Astronomers have reportedly used data from NASA’s planet-hunting satellite TESS in order to mark a really strange discovery.
It’s been revealed by the online publication Digital Trends that there’s a Neptune-sized planet that’s orbiting really close to its star.
“Planet TOI-132b has an orbital period of just 2.11 days, and its surface temperature is estimated to be a scorching 2,032 degrees Fahrenheit (1,111 degrees Celsius),” the online publication writes.
What are Hot Neptunes?
They also make sure to highlight the fact that, just in case you did not know, hot Neptunes are some pretty rare planets that have a size similar to Neptune. Even though these are rare, astronomers often find planets that are about the size of Jupiter or a bit larger than our planet in orbits near to their stars.
According to experts, this might be due to atmospheric loss because it’s important to know that Neptune-sized planets that are close to their stars lose gases from their atmosphere and they are rapidly eroded into smaller Earth-sized planets.
According to the online publication mentioned above, this has lead to a phenomenon that astronomers refer to as the “Neptune desert,” an area around a star in which Neptune-sized planets are almost never found.

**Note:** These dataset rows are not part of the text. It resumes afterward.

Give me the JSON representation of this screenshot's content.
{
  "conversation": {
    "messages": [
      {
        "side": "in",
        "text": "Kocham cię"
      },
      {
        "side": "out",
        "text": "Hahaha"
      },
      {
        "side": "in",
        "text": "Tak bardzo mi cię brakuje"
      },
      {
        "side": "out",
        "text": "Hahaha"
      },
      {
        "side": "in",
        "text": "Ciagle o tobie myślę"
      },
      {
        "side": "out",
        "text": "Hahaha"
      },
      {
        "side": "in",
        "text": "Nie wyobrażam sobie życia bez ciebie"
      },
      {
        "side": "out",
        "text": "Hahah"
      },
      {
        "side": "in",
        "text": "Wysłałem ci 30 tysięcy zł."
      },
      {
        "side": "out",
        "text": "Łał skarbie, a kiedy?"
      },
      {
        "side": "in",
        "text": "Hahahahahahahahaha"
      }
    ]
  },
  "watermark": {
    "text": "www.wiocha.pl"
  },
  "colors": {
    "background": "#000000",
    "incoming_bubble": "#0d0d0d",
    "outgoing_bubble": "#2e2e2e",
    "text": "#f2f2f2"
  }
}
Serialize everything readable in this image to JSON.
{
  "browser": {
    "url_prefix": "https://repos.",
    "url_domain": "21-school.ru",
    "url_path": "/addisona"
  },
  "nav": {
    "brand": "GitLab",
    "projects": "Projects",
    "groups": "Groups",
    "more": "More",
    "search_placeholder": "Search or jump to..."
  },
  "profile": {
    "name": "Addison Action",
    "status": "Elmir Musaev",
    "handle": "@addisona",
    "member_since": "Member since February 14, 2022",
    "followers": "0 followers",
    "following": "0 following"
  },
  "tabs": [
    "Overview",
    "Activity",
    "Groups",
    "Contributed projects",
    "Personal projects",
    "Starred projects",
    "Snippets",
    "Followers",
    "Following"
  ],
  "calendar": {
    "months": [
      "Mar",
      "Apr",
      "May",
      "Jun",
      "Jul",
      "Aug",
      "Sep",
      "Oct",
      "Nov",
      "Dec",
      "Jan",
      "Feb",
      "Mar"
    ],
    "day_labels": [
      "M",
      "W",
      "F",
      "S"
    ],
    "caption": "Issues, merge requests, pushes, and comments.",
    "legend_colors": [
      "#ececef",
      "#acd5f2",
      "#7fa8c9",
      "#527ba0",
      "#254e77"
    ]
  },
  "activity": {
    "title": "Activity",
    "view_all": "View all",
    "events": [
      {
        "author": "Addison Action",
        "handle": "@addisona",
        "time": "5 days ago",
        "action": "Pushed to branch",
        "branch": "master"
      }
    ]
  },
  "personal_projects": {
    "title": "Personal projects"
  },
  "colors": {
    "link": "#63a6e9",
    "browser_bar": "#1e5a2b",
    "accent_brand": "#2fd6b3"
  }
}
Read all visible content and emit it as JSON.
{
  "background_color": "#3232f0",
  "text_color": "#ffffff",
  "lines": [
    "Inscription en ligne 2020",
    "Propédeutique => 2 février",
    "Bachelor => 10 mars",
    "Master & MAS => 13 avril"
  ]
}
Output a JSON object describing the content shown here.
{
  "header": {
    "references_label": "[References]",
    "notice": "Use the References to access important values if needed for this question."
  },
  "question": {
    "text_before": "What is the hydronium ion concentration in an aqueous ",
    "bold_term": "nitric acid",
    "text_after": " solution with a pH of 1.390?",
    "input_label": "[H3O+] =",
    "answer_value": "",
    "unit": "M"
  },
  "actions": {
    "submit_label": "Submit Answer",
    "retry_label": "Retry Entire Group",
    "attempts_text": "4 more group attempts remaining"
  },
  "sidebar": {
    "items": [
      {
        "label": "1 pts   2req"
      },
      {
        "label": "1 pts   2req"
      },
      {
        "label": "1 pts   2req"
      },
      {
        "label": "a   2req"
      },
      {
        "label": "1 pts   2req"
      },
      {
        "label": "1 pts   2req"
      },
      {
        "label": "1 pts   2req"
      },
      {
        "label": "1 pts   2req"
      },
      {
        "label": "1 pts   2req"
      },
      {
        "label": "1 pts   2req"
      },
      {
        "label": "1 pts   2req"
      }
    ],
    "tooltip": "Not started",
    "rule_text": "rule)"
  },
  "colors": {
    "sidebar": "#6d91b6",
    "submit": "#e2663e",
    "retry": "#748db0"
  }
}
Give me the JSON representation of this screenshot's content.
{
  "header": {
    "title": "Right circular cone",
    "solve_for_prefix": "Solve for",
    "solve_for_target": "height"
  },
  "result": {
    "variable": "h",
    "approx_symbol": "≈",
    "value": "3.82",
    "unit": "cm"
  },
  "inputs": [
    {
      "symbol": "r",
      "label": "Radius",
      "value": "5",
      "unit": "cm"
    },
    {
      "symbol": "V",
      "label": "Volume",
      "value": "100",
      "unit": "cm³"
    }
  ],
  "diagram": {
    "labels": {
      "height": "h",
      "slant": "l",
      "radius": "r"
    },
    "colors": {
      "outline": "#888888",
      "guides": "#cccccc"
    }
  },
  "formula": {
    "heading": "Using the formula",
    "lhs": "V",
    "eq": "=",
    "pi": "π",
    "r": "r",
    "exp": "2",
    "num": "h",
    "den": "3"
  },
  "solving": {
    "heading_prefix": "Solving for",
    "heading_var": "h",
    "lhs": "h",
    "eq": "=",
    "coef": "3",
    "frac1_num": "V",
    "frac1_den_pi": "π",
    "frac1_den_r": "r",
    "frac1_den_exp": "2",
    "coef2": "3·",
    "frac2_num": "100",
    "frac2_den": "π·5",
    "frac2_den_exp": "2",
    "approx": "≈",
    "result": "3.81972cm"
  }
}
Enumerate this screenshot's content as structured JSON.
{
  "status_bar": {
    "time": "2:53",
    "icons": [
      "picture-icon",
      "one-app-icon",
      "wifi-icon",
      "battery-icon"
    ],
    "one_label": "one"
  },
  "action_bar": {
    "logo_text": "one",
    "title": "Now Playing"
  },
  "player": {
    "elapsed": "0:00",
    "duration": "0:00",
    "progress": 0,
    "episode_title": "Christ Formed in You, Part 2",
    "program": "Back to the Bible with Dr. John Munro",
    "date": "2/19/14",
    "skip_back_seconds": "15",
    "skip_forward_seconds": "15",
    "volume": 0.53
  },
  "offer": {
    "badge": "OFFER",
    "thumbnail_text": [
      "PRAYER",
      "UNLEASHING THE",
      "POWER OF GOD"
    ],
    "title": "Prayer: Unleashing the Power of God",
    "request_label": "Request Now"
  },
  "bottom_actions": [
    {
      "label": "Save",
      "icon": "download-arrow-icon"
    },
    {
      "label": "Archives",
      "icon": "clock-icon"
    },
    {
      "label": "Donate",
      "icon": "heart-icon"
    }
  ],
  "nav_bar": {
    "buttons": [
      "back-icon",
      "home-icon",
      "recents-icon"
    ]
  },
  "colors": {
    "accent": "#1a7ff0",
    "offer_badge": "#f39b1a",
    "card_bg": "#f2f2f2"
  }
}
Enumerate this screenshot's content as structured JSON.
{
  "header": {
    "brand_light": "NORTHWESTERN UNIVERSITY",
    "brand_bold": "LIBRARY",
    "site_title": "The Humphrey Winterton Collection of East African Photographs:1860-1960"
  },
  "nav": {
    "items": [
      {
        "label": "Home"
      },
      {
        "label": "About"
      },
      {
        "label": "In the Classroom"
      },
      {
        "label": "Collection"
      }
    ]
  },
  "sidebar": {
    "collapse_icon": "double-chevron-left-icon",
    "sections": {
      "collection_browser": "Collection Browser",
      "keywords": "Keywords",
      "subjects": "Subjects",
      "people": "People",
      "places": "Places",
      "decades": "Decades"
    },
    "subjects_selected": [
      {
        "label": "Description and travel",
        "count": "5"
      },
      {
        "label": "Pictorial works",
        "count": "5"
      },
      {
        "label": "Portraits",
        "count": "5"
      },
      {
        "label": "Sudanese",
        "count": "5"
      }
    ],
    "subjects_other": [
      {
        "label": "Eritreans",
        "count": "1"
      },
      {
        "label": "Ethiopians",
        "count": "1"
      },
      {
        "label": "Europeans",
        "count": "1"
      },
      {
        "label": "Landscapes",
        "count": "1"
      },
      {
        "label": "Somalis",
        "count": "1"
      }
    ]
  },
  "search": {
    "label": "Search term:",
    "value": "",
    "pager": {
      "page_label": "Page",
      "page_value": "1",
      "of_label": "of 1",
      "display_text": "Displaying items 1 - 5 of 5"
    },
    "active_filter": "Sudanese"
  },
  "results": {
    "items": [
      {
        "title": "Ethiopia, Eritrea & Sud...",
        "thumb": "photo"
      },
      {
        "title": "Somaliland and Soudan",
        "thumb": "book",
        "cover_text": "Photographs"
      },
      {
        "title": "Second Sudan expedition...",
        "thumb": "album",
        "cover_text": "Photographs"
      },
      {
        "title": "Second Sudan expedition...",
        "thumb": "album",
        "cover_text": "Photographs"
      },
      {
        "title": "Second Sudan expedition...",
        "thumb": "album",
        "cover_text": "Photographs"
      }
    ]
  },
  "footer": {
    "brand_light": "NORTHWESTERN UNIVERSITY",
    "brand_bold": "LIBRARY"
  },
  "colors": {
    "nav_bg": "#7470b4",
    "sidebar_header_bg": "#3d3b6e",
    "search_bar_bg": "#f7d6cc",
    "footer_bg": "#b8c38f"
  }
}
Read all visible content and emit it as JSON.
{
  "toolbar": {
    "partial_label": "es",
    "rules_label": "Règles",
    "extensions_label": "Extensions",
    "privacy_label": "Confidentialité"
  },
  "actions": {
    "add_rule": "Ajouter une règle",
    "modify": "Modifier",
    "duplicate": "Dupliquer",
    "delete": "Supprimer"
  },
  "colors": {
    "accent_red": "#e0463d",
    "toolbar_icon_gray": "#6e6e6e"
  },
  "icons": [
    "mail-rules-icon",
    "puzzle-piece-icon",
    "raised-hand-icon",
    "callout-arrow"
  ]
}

“Although Neptune-sized planets orbiting Sun-like stars are fairly abundant, at short orbital periods they are very rare,” researcher Dr. Matias Diaz of the Universidad de Chile and colleagues said, according to their paper.
Diaz continued and explained that “A number of early studies indicated a lack of Neptune-sized planets with periods shorter than 2-4 days, and the term ‘Neptune desert’ was coined to explain this paucity.”
NASA made headlines again today when we reported that the space agency discovered another NEO.
This asteroid will fly towards our planet on a close approach trajectory – 2019 UR2 will arrive today. During this close approach, the asteroid will hit speeds of 48,420kph – 30,086mph.